Somewhere on the internet, I read the quote, “God’s delay is not necessarily his denial.”

It seemed like the perfect sentiment for a bumper sticker or maybe a tasteful tattoo. But in spite of the obvious aesthetic value of these settings, I wondered what the quote might teach me.

So many Bible verses challenge us to wait while Bible stories seem to underline this principle. “Wait on the Lord. Wait I say on the Lord” (Psalm 27:14). King David waited several years and battled for his life until he finally became King of Israel. Hannah, Elizabeth and Sarah waited years for a promised child. Even Jesus waited to fulfill his destiny until God said, “Go.”

Within the closet of my prayer life, I often list requests and then wait for God to do something. But recently, I experienced that time-lapsed delay in reverse.

As a writer, I want my work posted on best-seller lists. The notoriety is only one piece of that desire. Marketing is another. But the most important role that a best-seller plays is that the words God has given me go out into the world. Writing a best-seller is one of the best ways to fulfill the Great Commission. Words travel from Jerusalem, Judea, Samaria and into all the world – including over the internet waves in cyberspace.

So as a writer, I pray that my words will become best-sellers. I’ve been doing this work professionally for almost 40 years and thought I was still waiting and praying for a best-seller.

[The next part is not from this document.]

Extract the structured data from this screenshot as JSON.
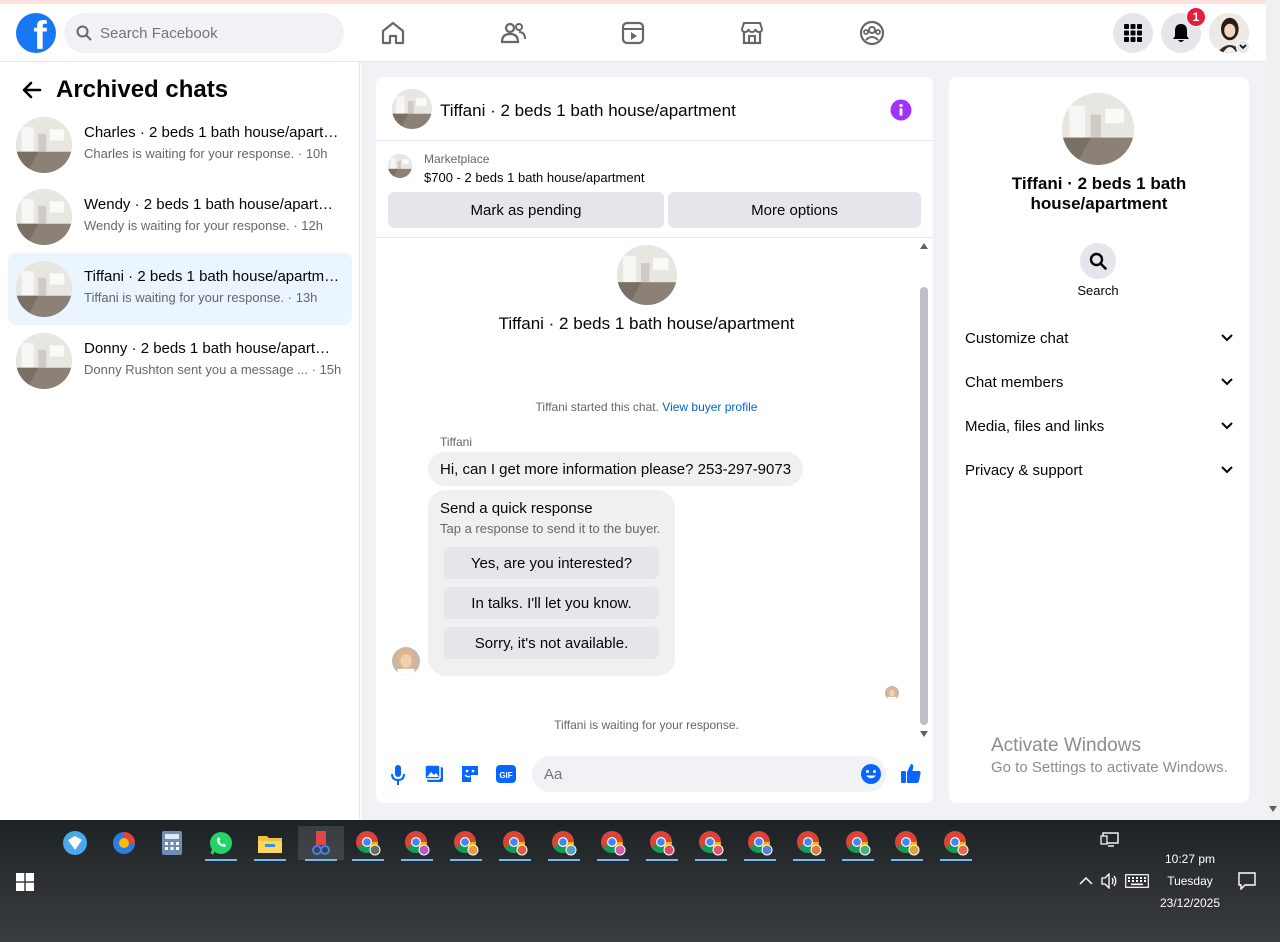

But God already answered that prayer in reverse and didn’t tell me about it. Recently, I discovered that “A Cup of Comfort Devotional for Mothers” – one of the anthologies that includes my writing –  became a best-seller back in 2007. All this time, I could have been celebrating with chocolate or cheesecake – or worship.

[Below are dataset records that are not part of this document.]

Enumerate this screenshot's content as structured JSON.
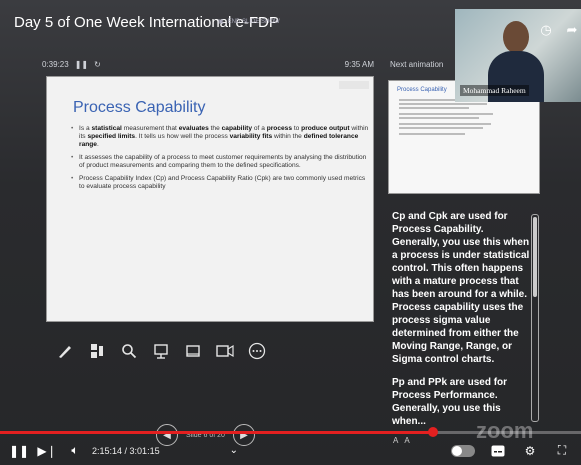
{
  "video": {
    "title": "Day 5 of One Week International e-FDP",
    "end_slideshow": "END SLIDE SHOW"
  },
  "presenter": {
    "elapsed": "0:39:23",
    "clock": "9:35 AM",
    "next_label": "Next animation"
  },
  "slide": {
    "title": "Process Capability",
    "bullets": [
      "Is a statistical measurement that evaluates the capability of a process to produce output within its specified limits. It tells us how well the process variability fits within the defined tolerance range.",
      "It assesses the capability of a process to meet customer requirements by analysing the distribution of product measurements and comparing them to the defined specifications.",
      "Process Capability Index (Cp) and Process Capability Ratio (Cpk) are two commonly used metrics to evaluate process capability"
    ]
  },
  "next_thumb": {
    "title": "Process Capability"
  },
  "notes": {
    "p1": "Cp and Cpk are used for Process Capability. Generally, you use this when a process is under statistical control. This often happens with a mature process that has been around for a while. Process capability uses the process sigma value determined from either the Moving Range, Range, or Sigma control charts.",
    "p2": "Pp and PPk are used for Process Performance. Generally, you use this when..."
  },
  "webcam": {
    "name": "Mohammad Raheem"
  },
  "slide_nav": {
    "label": "Slide 6 of 20"
  },
  "player": {
    "current_time": "2:15:14",
    "duration": "3:01:15",
    "time_sep": " / ",
    "progress": 0.746
  },
  "watermark": "zoom",
  "colors": {
    "accent": "#e32020",
    "slide_title": "#3a63b3"
  }
}
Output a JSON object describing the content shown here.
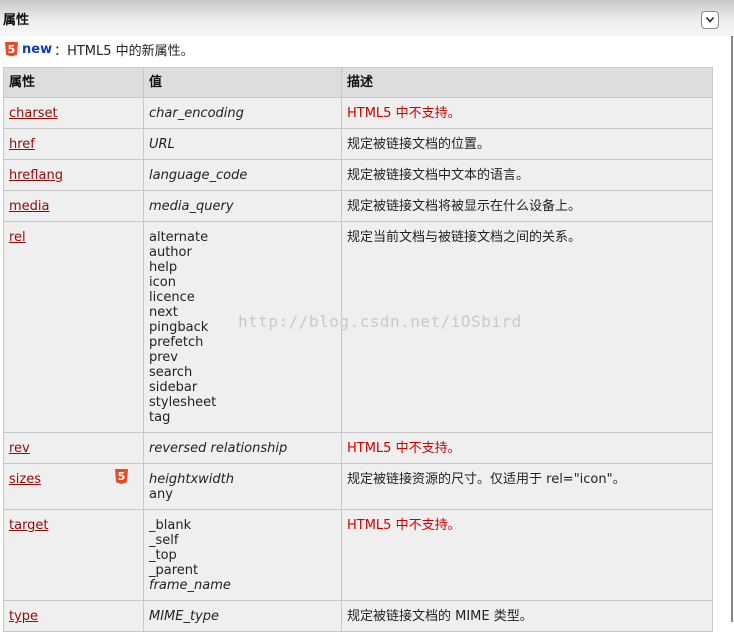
{
  "section": {
    "title": "属性"
  },
  "notice": {
    "badge": "5",
    "keyword": "new",
    "text": "：HTML5 中的新属性。"
  },
  "table": {
    "headers": [
      "属性",
      "值",
      "描述"
    ],
    "rows": [
      {
        "name": "charset",
        "values": [
          "char_encoding"
        ],
        "values_italic": true,
        "desc": "HTML5 中不支持。",
        "unsupported": true
      },
      {
        "name": "href",
        "values": [
          "URL"
        ],
        "values_italic": true,
        "desc": "规定被链接文档的位置。"
      },
      {
        "name": "hreflang",
        "values": [
          "language_code"
        ],
        "values_italic": true,
        "desc": "规定被链接文档中文本的语言。"
      },
      {
        "name": "media",
        "values": [
          "media_query"
        ],
        "values_italic": true,
        "desc": "规定被链接文档将被显示在什么设备上。"
      },
      {
        "name": "rel",
        "values": [
          "alternate",
          "author",
          "help",
          "icon",
          "licence",
          "next",
          "pingback",
          "prefetch",
          "prev",
          "search",
          "sidebar",
          "stylesheet",
          "tag"
        ],
        "desc": "规定当前文档与被链接文档之间的关系。"
      },
      {
        "name": "rev",
        "values": [
          "reversed relationship"
        ],
        "values_italic": true,
        "desc": "HTML5 中不支持。",
        "unsupported": true
      },
      {
        "name": "sizes",
        "values": [
          "heightxwidth",
          "any"
        ],
        "italic_first": true,
        "html5_badge": "5",
        "desc": "规定被链接资源的尺寸。仅适用于 rel=\"icon\"。"
      },
      {
        "name": "target",
        "values": [
          "_blank",
          "_self",
          "_top",
          "_parent",
          "frame_name"
        ],
        "italic_last": true,
        "desc": "HTML5 中不支持。",
        "unsupported": true
      },
      {
        "name": "type",
        "values": [
          "MIME_type"
        ],
        "values_italic": true,
        "desc": "规定被链接文档的 MIME 类型。"
      }
    ]
  },
  "watermark": "http://blog.csdn.net/iOSbird"
}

So it is true that God’s delay is not necessarily his denial. In my case – he answered a long time ago – and chose not to tell me. That’s okay. Now, I can pray for the next best-seller.